Do You Know the Difference Between a W2 and a 1099?
With the year-end payroll filing season right around the corner, if you own a small business and are paying people who perform services for you, it is critical that you understand the difference between Form W-2 and Form 1099-MISC. Form W-2 is issued to employees at the end of the year. You must give each employee this form by January 31 of the following year. It contains critical payroll information that each employee needs to file his/her personal income tax return, such as gross wages, salaries and other forms of compensation; federal income tax withholdings; Social Security tax withholdings; Medicare tax withholdings; state and/or local income tax withholdings; retirement plan contributions, such as payments into the employee’s 401(k) plan or other employer sponsored plan; other employee benefit information. Without a W-2, an employee cannot properly prepare or file his/her federal or state personal income tax return. So it is extremely important that you prepare this form in a timely manner. Once an employee receives the W-2, he can file his tax return and get his long-awaited tax refund check from the IRS. Not only must you issue the W-2 to the employee by January 31, but you must also send a copy of the W-2 to the Social Security Administration, along with a special report called Form W-3, by February 28. Form W-3 serves as a summary report, providing totals for the various dollar amounts listed on the W-2’s. Form 1099-MISC must also be issued to recipients by January 31, but this form is given to independent contractors rather than employees. Here’s another significant difference between W-2’s and 1099’s – a W-2 must be issued to every employee regardless of how much wages he/she received.

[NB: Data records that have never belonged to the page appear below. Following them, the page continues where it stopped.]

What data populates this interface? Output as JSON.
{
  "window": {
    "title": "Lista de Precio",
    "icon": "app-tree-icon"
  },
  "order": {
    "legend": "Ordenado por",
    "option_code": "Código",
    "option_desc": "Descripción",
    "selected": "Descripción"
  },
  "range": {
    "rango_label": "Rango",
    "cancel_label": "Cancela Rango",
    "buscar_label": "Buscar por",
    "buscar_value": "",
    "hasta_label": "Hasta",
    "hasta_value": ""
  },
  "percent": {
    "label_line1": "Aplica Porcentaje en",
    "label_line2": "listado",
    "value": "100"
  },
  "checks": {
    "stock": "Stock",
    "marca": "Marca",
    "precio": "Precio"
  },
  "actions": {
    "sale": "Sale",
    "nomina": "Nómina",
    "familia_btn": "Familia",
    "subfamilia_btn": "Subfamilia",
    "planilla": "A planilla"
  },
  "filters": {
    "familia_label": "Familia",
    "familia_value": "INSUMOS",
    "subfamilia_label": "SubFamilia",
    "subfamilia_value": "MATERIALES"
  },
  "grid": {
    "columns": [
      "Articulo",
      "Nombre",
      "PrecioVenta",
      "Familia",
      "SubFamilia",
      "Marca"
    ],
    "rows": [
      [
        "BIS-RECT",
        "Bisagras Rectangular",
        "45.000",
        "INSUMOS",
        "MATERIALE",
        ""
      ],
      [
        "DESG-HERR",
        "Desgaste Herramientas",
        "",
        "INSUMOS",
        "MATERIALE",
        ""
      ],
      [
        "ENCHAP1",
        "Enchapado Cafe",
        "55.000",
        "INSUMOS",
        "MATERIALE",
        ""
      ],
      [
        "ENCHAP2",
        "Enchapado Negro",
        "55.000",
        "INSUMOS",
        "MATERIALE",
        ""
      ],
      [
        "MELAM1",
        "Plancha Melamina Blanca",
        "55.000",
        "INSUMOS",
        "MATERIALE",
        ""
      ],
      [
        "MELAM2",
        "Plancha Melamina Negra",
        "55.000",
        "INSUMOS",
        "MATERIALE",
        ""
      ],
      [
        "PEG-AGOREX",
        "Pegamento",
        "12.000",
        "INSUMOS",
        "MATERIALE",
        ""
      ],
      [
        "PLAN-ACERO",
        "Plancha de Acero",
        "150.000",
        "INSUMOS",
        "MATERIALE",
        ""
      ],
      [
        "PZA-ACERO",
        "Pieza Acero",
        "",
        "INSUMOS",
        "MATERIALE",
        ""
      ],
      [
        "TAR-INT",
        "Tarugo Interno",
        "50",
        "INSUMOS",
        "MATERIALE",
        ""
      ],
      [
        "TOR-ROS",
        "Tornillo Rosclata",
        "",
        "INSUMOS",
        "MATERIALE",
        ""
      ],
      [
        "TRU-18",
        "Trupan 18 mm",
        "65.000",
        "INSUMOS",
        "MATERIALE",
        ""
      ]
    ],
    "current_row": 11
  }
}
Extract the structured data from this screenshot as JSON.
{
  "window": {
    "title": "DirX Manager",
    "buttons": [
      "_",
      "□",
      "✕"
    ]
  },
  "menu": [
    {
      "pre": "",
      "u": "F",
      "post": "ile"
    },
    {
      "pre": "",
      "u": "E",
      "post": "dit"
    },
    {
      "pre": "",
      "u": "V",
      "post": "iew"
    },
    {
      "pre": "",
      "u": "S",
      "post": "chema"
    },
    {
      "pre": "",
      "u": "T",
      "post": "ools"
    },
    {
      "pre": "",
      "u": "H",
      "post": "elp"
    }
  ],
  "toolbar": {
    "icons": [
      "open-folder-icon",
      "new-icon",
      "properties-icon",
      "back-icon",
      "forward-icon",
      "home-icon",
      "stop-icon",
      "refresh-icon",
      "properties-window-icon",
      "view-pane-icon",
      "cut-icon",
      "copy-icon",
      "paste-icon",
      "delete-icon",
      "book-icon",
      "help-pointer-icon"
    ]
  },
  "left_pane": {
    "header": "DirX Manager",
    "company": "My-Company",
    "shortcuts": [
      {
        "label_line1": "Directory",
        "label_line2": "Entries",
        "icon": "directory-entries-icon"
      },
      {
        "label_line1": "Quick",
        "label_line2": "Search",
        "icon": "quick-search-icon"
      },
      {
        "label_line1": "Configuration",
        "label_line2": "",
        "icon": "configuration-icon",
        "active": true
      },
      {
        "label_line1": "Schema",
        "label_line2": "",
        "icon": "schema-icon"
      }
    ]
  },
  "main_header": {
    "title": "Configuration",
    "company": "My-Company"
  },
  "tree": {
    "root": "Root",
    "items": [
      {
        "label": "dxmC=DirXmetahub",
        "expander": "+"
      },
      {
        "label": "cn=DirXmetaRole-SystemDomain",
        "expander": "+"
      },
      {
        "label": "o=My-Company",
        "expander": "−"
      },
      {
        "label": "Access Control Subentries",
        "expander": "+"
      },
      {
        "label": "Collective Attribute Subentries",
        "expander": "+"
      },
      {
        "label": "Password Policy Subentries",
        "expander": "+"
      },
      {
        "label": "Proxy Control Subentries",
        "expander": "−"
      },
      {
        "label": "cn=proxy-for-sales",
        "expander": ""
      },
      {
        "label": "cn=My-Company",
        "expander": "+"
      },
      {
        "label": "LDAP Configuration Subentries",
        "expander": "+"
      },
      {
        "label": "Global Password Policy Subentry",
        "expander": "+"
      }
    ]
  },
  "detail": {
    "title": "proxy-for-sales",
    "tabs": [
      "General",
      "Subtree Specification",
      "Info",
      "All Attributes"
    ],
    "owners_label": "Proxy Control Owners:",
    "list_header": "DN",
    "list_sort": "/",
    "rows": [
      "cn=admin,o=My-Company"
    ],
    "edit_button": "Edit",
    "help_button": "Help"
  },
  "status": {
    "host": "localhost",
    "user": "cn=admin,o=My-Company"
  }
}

Even if an employee worked only a few hours and made just $50, you must still give him a W-2. In contrast, a Form 1099-MISC is only required if the recipient received $600 or more in non-employee compensation during the year. A 1099-MISC that is issued to an independent contractor typically reports only one dollar amount – the total annual payments made to that individual are shown in Box 7. You should not have withheld any taxes from those payments. By definition, an independent contractor is self-employed and is responsible to calculate and pay his own income taxes (both federal and state), as well as his own self-employment taxes (the self-employed person’s version of Social Security and Medicare taxes). The world of year-end payroll reporting is complicated. Obviously, an article of this length can only provide the big picture. If you have questions about whether to issue W-2’s or 1099’s to your workers, be sure to consult with an experienced tax professional.